Originally called Laurel Factory, today’s town of Laurel started as a 19th-century milltown with ties to Baltimore along the B&O railroad line. Situated halfway between Baltimore and DC on the Patuxent River, Laurel began as a small grist mill in 1811. In the 1840s, it evolved into a cotton mill employing more than 700 workers. And during the Civil War, Union troops guarded the railroad line in Laurel, the only rail connection between the North and Washington, DC at the time.

Please join us and our tour guide, Ms. Ann Bennett, the Executive Director of the Laurel Historical Society as we walk through Laurel’s main street, see the remains of the mill’s ruins along the Patuxent River, and discuss The Grove, Laurel’s distinctly African American neighborhood that got its start in the mid-19th century amid harsh racism, and later institutionalized segregation, in Prince George’s County.  We will end at the Historical Society’s museum, which is located in one of the original mill workers houses, and take a look at their new exhibit commemorating the 150th anniversary of the town’s incorporation. 
 

When
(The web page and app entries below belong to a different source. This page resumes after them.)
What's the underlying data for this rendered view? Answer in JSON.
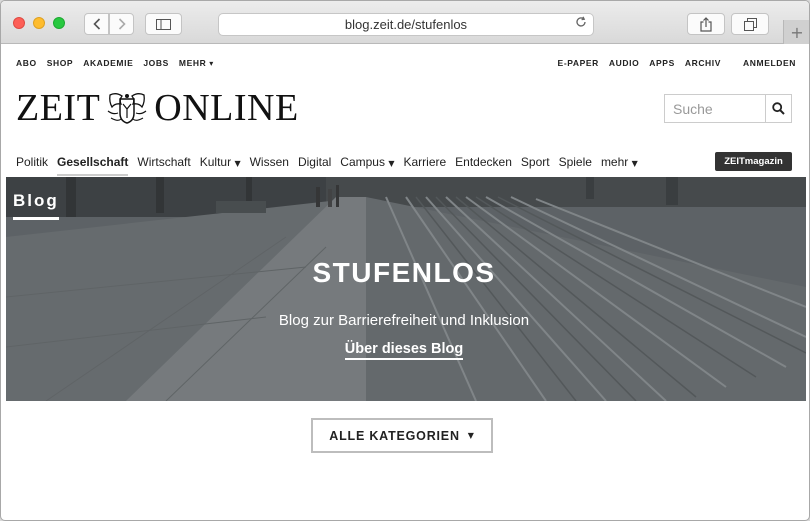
{
  "browser": {
    "url": "blog.zeit.de/stufenlos",
    "back_icon": "chevron-left-icon",
    "forward_icon": "chevron-right-icon",
    "reload_icon": "reload-icon",
    "plus": "+"
  },
  "utility_nav": {
    "left": [
      "ABO",
      "SHOP",
      "AKADEMIE",
      "JOBS",
      "MEHR"
    ],
    "right": [
      "E-PAPER",
      "AUDIO",
      "APPS",
      "ARCHIV"
    ],
    "login": "ANMELDEN"
  },
  "logo": {
    "left": "ZEIT",
    "right": "ONLINE"
  },
  "search": {
    "placeholder": "Suche"
  },
  "main_nav": {
    "items": [
      "Politik",
      "Gesellschaft",
      "Wirtschaft",
      "Kultur",
      "Wissen",
      "Digital",
      "Campus",
      "Karriere",
      "Entdecken",
      "Sport",
      "Spiele",
      "mehr"
    ],
    "active": "Gesellschaft",
    "zeitmagazin": "ZEITmagazin"
  },
  "hero": {
    "tag": "Blog",
    "title": "STUFENLOS",
    "subtitle": "Blog zur Barrierefreiheit und Inklusion",
    "link": "Über dieses Blog"
  },
  "categories_button": "ALLE KATEGORIEN",
  "colors": {
    "zeitmagazin_bg": "#333333",
    "hero_overlay": "#5d6467"
  }
}
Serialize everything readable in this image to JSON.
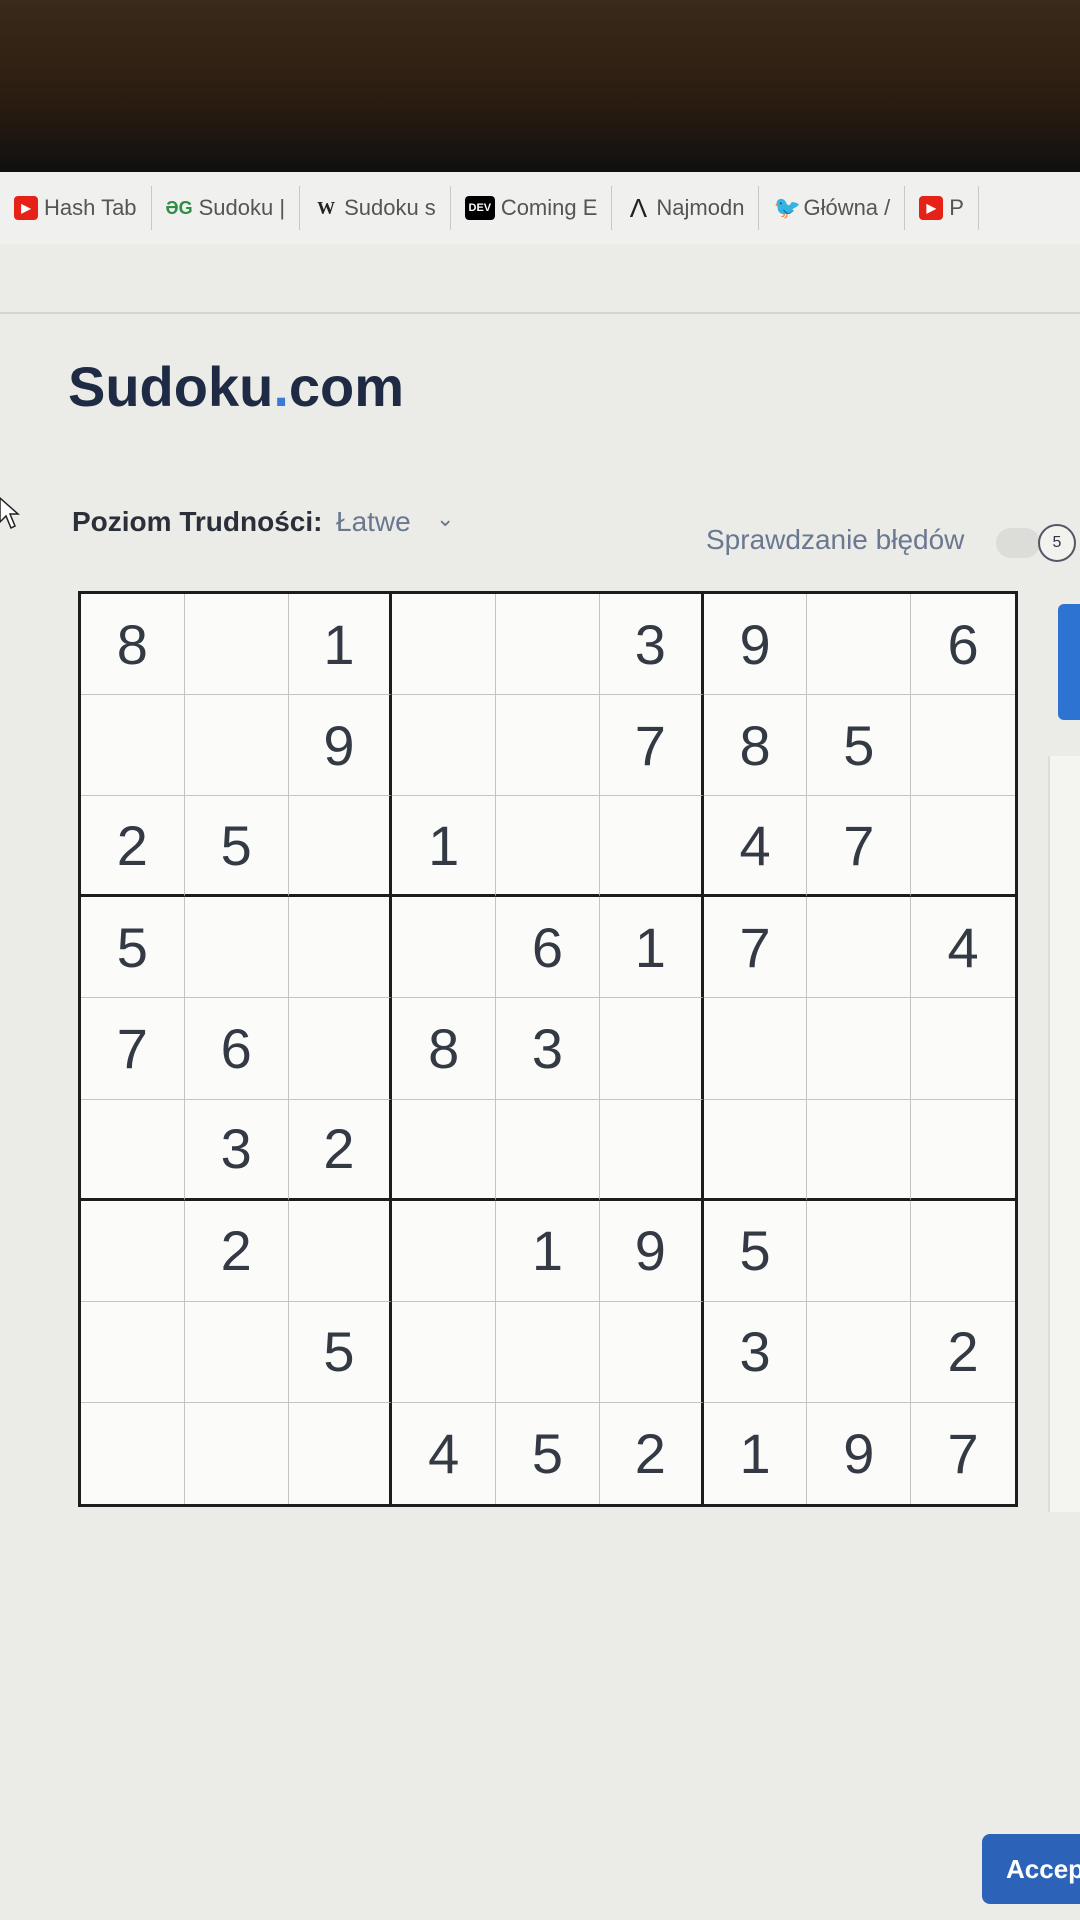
{
  "bookmarks": [
    {
      "icon": "youtube-icon",
      "glyph": "▶",
      "label": "Hash Tab"
    },
    {
      "icon": "gfg-icon",
      "glyph": "ƏG",
      "label": "Sudoku |"
    },
    {
      "icon": "wikipedia-icon",
      "glyph": "W",
      "label": "Sudoku s"
    },
    {
      "icon": "dev-icon",
      "glyph": "DEV",
      "label": "Coming E"
    },
    {
      "icon": "a-icon",
      "glyph": "Λ",
      "label": "Najmodn"
    },
    {
      "icon": "twitter-icon",
      "glyph": "🐦",
      "label": "Główna /"
    },
    {
      "icon": "youtube-icon",
      "glyph": "▶",
      "label": "P"
    }
  ],
  "site": {
    "logo_main": "Sudoku",
    "logo_dot": ".",
    "logo_tld": "com"
  },
  "controls": {
    "difficulty_label": "Poziom Trudności:",
    "difficulty_value": "Łatwe",
    "difficulty_arrow": "⌄",
    "error_check_label": "Sprawdzanie błędów",
    "badge": "5"
  },
  "board": {
    "grid": [
      [
        "8",
        "",
        "1",
        "",
        "",
        "3",
        "9",
        "",
        "6"
      ],
      [
        "",
        "",
        "9",
        "",
        "",
        "7",
        "8",
        "5",
        ""
      ],
      [
        "2",
        "5",
        "",
        "1",
        "",
        "",
        "4",
        "7",
        ""
      ],
      [
        "5",
        "",
        "",
        "",
        "6",
        "1",
        "7",
        "",
        "4"
      ],
      [
        "7",
        "6",
        "",
        "8",
        "3",
        "",
        "",
        "",
        ""
      ],
      [
        "",
        "3",
        "2",
        "",
        "",
        "",
        "",
        "",
        ""
      ],
      [
        "",
        "2",
        "",
        "",
        "1",
        "9",
        "5",
        "",
        ""
      ],
      [
        "",
        "",
        "5",
        "",
        "",
        "",
        "3",
        "",
        "2"
      ],
      [
        "",
        "",
        "",
        "4",
        "5",
        "2",
        "1",
        "9",
        "7"
      ]
    ]
  },
  "footer": {
    "accept_label": "Accept"
  },
  "colors": {
    "accent": "#2c63b8",
    "logo_dot": "#3a7bd5",
    "text": "#1f2a44"
  }
}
February 9th, 2020 1:00 PM   through   2:30 PM
Location
817 Main St
Laurel, MD 20707
Tickets
Ticket $15.00